FY19 estimated yield: 8% fully franked, on consensus dividend of 51 cents

Analysts’ consensus target price: $9.50

Retail group Super Retail is another stock where investors are nervous ahead of the half-year result – the stock was hit earlier in the month when adventure clothing and accessories chain Kathmandu reported weaker than expected Christmas and Boxing Day trading.

That was seen as an ominous sign for Super Retail, which bought rival outdoor business Macpac last year. Compounding the market’s worry, Super Retail’s BCF business also sells outdoor clothing, although the boating, camping and fishing focus of BCF actually has little overlap with the more adventure-style offering of Macpac and Kathmandu.

Super Retail’s portfolio of retail brands also includes Ray’s Outdoors and the diversifying elements of Super Cheap Auto, Rebel Sports and Amart Sports, as well as Auto Trade Direct, which supplies auto parts and accessories to auto mechanics. In particular, the automotive business underpins the company.

Super Retail has been hammered 32% lower by the stock market since its October AGM: even if the December half-year result is weak, arguably much of that concern has already been taken out of an overly ambitious share price. At these levels, Super Retail looks to be good buying on yield grounds.
 

Final note

While investing for income can be a sensible part of an investment strategy, remember that high yields can at times become a risky proposition. Classic cases in the past, such as Telstra and Woolworths’ announcements of dividend cuts back in 2017, highlight that investors shouldn’t make decisions purely based on attractive historical yields.

High dividends can be fantastic – but not at the expense of safety. It’s important for investors to consider surrounding factors that make a yield sustainable such as a company’s earnings growth, cash flows, payout ratio and level of debt.

As the old saying goes “if it seems too good to be true, it probably is”, and a good principle to apply is ensuring a diversified portfolio.


About the Author
James Dunn , Switzer Group
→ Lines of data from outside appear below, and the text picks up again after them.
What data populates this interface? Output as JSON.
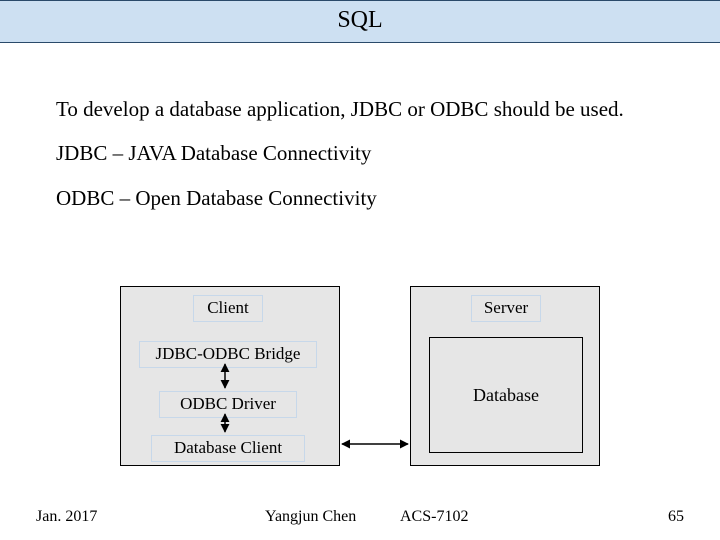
{
  "title": "SQL",
  "body": {
    "p1": "To develop a database application, JDBC or ODBC should be used.",
    "p2": "JDBC – JAVA Database Connectivity",
    "p3": "ODBC – Open Database Connectivity"
  },
  "diagram": {
    "client_label": "Client",
    "jdbc_odbc_bridge": "JDBC-ODBC Bridge",
    "odbc_driver": "ODBC Driver",
    "database_client": "Database Client",
    "server_label": "Server",
    "database": "Database"
  },
  "footer": {
    "date": "Jan. 2017",
    "author": "Yangjun Chen",
    "course": "ACS-7102",
    "page": "65"
  }
}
James Dunn is an author at Switzer Report, freelance finance journalist and media consultant. James was founding editor of Shares magazine, and formerly, the personal investment editor at The Australian. His first book, Share Investing for Dummies, was published by John Wiley & Co. in September 2002: a second edition was published in March 2007, and a third edition was published in April 2011. There have also been two editions of the mini-version, Getting Started in Shares for Dummies. James is also a regular finance commentator on Australian radio and television.